GOAL OF THE EXERCISE.
Using the data below, copy each line that includes the word "value".

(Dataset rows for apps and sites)
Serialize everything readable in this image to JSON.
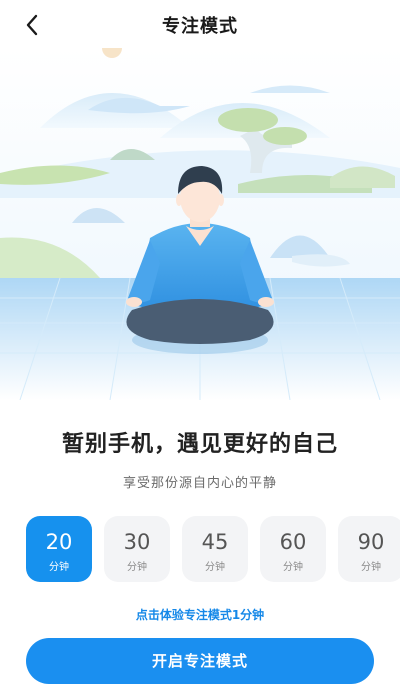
{
  "header": {
    "title": "专注模式",
    "back_icon": "chevron-left-icon"
  },
  "hero": {
    "headline": "暂别手机，遇见更好的自己",
    "subline": "享受那份源自内心的平静"
  },
  "durations": [
    {
      "value": "20",
      "unit": "分钟",
      "selected": true
    },
    {
      "value": "30",
      "unit": "分钟",
      "selected": false
    },
    {
      "value": "45",
      "unit": "分钟",
      "selected": false
    },
    {
      "value": "60",
      "unit": "分钟",
      "selected": false
    },
    {
      "value": "90",
      "unit": "分钟",
      "selected": false
    }
  ],
  "trial_link": "点击体验专注模式1分钟",
  "start_button": "开启专注模式",
  "colors": {
    "accent": "#1691ee",
    "card_bg": "#f3f4f6",
    "link": "#1588e8"
  }
}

RESULT OF THE EXERCISE.
      "value": "20",
      "value": "30",
      "value": "45",
      "value": "60",
      "value": "90",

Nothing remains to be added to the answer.